Doing It All In DaVinci – PART 2: Adjusting Color Temperature
Doing It All in DaVinci is a series of Assembling and cutting final shots to the required length in order to achieve the desired results.
Dale Campbell and his team at Still Moving Media are back with the second part of their Doing It All In Davinci series and today they’re looking at Blackmagic Raw and Color Temperature. If any of you out there have been debating using Blackmagic’s Davinci Resolve, Dale’s wizardry will hopefully steer you toward it! Take it away, Dale!
Doing It All in DaVinci Tutorials
- Part 1: Introduction to Editing
- Part 2: Adjusting Color Temperature
- Part 3: Patch Replacer and Tracking FX

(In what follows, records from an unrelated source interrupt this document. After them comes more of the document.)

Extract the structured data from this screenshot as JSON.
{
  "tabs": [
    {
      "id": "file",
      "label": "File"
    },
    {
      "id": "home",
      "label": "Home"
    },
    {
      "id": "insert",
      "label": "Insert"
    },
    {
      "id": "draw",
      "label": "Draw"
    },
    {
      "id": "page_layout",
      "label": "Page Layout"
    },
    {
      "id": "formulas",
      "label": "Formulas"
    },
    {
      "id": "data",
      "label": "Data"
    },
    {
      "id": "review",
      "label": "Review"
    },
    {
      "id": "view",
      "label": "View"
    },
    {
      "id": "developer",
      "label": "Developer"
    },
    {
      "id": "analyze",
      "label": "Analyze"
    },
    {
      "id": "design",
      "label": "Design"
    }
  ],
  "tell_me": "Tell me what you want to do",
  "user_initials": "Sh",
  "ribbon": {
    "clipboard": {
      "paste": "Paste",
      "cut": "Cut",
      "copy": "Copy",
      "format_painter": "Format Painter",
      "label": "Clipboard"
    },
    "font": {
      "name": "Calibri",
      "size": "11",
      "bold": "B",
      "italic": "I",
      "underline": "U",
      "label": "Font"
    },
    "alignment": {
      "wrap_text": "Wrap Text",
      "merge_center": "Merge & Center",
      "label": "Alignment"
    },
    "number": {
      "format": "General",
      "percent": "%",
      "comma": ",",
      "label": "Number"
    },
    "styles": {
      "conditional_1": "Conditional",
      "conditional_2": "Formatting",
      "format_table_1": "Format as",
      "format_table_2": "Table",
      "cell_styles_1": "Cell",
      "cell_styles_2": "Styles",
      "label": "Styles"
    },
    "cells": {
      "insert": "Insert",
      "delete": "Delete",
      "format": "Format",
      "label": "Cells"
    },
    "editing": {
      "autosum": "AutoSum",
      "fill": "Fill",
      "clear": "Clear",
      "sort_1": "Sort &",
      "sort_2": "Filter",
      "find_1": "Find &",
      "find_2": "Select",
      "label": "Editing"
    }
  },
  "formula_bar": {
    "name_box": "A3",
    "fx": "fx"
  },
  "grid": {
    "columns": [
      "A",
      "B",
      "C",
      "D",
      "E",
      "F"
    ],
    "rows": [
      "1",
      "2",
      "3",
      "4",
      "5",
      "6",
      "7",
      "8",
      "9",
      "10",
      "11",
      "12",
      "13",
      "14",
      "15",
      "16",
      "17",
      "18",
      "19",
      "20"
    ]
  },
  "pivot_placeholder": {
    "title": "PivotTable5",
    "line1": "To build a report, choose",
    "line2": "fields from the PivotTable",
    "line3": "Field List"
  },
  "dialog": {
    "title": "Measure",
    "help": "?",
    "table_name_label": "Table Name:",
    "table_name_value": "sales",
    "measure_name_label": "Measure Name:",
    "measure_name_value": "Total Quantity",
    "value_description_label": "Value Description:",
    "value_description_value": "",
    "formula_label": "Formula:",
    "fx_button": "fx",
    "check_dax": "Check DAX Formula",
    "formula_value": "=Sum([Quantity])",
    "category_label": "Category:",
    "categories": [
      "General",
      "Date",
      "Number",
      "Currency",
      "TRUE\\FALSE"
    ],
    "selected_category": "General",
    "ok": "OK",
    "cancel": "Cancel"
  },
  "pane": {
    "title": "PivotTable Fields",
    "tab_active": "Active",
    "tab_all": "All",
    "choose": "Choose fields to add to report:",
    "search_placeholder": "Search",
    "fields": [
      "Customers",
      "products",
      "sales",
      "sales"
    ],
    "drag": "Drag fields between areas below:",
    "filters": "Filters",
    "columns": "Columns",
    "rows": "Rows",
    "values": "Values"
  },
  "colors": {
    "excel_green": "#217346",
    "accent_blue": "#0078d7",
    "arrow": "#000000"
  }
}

- Part 4: Power Windows & Tracking
- Part 5: Lighting Effects
- Part 6: Overview of Audio in Fairlight
Part 2: Adjusting Color Temperature
In this part, we’re going to look at how having shot Blackmagic Raw we can interpret that footage and adjust the white balance and the color balance of everything in post to get the image that we want.
To bring back the detail in the sky, I pull the exposure down in the raw panel. I was able to either adjust the ISO or the exposure so it doesn’t feel too gray. Also, it is to add a little bit of texture and color. These adjustments meant that the car was a little bit darker than we wanted. So all we did is put some power windows on, tracked those onto the car and then we could adjust the car independently.
In this next bit…
Unlike with the model car, we’ve actually got a moving vehicle. The camera’s moving. The shot is a lot more dynamic. It doesn’t always translate to a single power window. So in that situation, put a couple of power windows on four different areas and bring those in. And that, if you need this workflow, also allows us to provide certain details like the Union Jack detailing on the back of the car.
Something I noticed was that the color temperature for the sky above was vastly different from that nearer the car so I can adjust from shot to shot with the qualify tool. Select the qualifier, select your area, and then if you need to just hone in on the area you can bring in a power window as well.
And just look at the color pop on the red just there. It’s quite subtle, but it’s enough just to make it sing a little bit so that when you’re looking at the shot, you got the sky and you’ve got a car sitting at the right exposure level. The sky is warm in the background. The red is now popping and we’ve corrected the white on the car. So, it’s all sitting a little bit more where we want it to.
In the next part, I’m gonna take you through how I use the patch replacer to touch everything up, remove specks of dirt, etc. That way, we get a really clean finish for the client. That’s because on that white body, you’re gonna see absolutely everything!